Lately, I have been thinking about how scattered my mind is. I am a naturally inquisitive person. I am a critical thinker. I love to know the way things work and why people think a certain way. I love to dialogue with others about faith, life, and current issues. When I read or hear things, I subconsciously have to question something. It isn’t necessarily a bad thing, but I do find myself losing track of time or the ideas I once was questioning. So, in an attempt to organize my thoughts, be more productive with my mind, and to enter into ongoing conversations about any and everything, I have decided to venture back into the blogging world. This time, however, there is a new motivation.

This past Wednesday marked the beginning of the Lenten season. Unfortunately, the “busyness” of my life enabled Lent to sneak up on me. In the Baptist world we generally don’t make much of a deal of Lent.

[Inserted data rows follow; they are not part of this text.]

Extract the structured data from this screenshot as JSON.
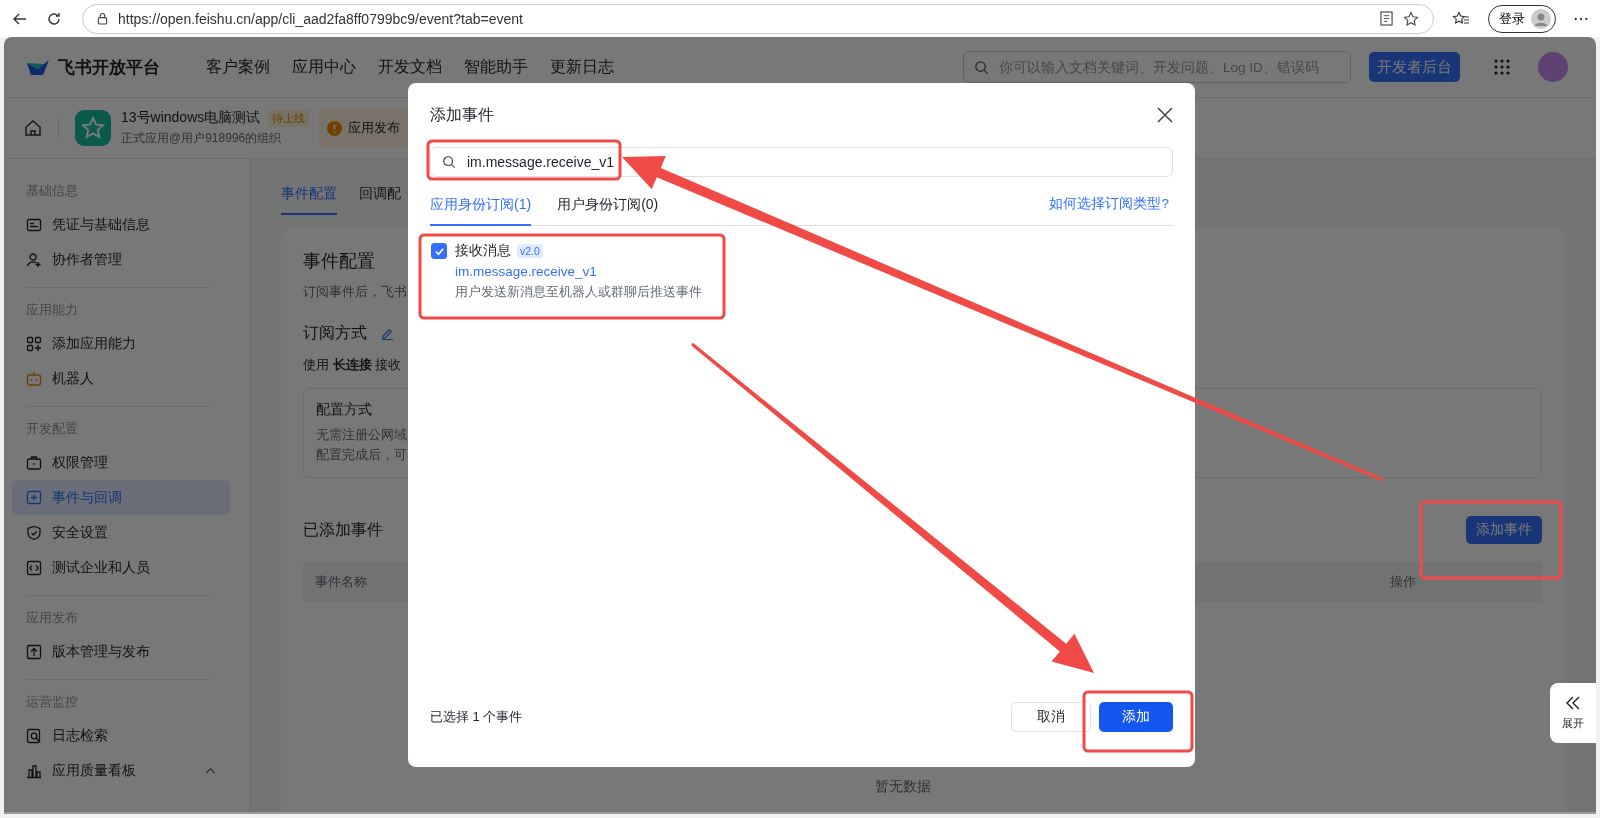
{
  "browser": {
    "url": "https://open.feishu.cn/app/cli_aad2fa8ff0799bc9/event?tab=event",
    "account_button": "登录"
  },
  "header": {
    "logo_text": "飞书开放平台",
    "nav": [
      "客户案例",
      "应用中心",
      "开发文档",
      "智能助手",
      "更新日志"
    ],
    "search": {
      "placeholder": "你可以输入文档关键词、开发问题、Log ID、错误码"
    },
    "console_button": "开发者后台"
  },
  "app_bar": {
    "app_name": "13号windows电脑测试",
    "status_badge": "待上线",
    "subtitle": "正式应用@用户918996的组织",
    "notice": "应用发布"
  },
  "sidebar": {
    "groups": [
      {
        "heading": "基础信息",
        "items": [
          {
            "label": "凭证与基础信息",
            "selected": false
          },
          {
            "label": "协作者管理",
            "selected": false
          }
        ]
      },
      {
        "heading": "应用能力",
        "items": [
          {
            "label": "添加应用能力",
            "selected": false
          },
          {
            "label": "机器人",
            "selected": false
          }
        ]
      },
      {
        "heading": "开发配置",
        "items": [
          {
            "label": "权限管理",
            "selected": false
          },
          {
            "label": "事件与回调",
            "selected": true
          },
          {
            "label": "安全设置",
            "selected": false
          },
          {
            "label": "测试企业和人员",
            "selected": false
          }
        ]
      },
      {
        "heading": "应用发布",
        "items": [
          {
            "label": "版本管理与发布",
            "selected": false
          }
        ]
      },
      {
        "heading": "运营监控",
        "items": [
          {
            "label": "日志检索",
            "selected": false
          },
          {
            "label": "应用质量看板",
            "selected": false,
            "expanded": true
          }
        ]
      }
    ]
  },
  "content": {
    "tabs": [
      {
        "label": "事件配置",
        "selected": true
      },
      {
        "label": "回调配",
        "selected": false
      }
    ],
    "title": "事件配置",
    "description": "订阅事件后，飞书",
    "subscription_heading": "订阅方式",
    "subscription_text": "使用 **长连接** 接收",
    "config_box": {
      "title": "配置方式",
      "lines": [
        "无需注册公网域",
        "配置完成后，可"
      ]
    },
    "added_events": {
      "title": "已添加事件",
      "add_button": "添加事件",
      "columns": [
        "事件名称",
        "操作"
      ],
      "empty_text": "暂无数据"
    }
  },
  "modal": {
    "title": "添加事件",
    "search": {
      "value": "im.message.receive_v1"
    },
    "tabs": [
      {
        "label": "应用身份订阅(1)",
        "selected": true
      },
      {
        "label": "用户身份订阅(0)",
        "selected": false
      }
    ],
    "help_link": "如何选择订阅类型?",
    "events": [
      {
        "name": "接收消息",
        "version": "v2.0",
        "key": "im.message.receive_v1",
        "description": "用户发送新消息至机器人或群聊后推送事件",
        "checked": true
      }
    ],
    "selection_summary": "已选择 1 个事件",
    "cancel_button": "取消",
    "confirm_button": "添加"
  },
  "expand_button": "展开"
}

Fasting for 40 days is rarely discussed. However, I think fasting is an integral part of our Christian faith. Fasting occurs many times throughout the Bible and for numerous reasons. For every reason there is one primary purpose; that is to draw us into a place of weakness so that we may turn our focus to God. I would like to propose, however, that fasting does not necessarily have to mean removing something from one’s life. Last year, one of my professors, Dr. Allen, spoke on fasting in our Christian Ethics class. She suggested that fasting is not always the giving up of something; fasting is something that draws one closer to God. So, as the days since Ash Wednesday have passed, I have been thinking…questioning…praying. I have since determined that this year, I will not give anything up. Instead, I will only be adding something to my life. My Lenten fast will be to write, journal, and blog more. Why? Simply because I feel it is necessary to channel my thoughts more productively so that I may glorify the Lord. As a part of my Lenten fast, I ask you as my readers to keep me accountable. My prayer is that this will not just be a “40-day thing,” but that it will be a new spiritual discipline added to my life. If you live near me or have my number, text me if I fall behind in writing. Fortunately for you all, you won’t have to read all of my thoughts (that’s why I will be keeping a journal), but I do hope that for the thoughts you do read, you join in on the conversation with me.

So, here’s to hoping that the third time truly is the charm! Thanks for being a part of this journey.

“All go to one place. All are from the dust, and to dust all return.” – Eccl 3:20

χάρις ὑμῖν καὶ εἰρήνη (Grace and peace to you) – Michael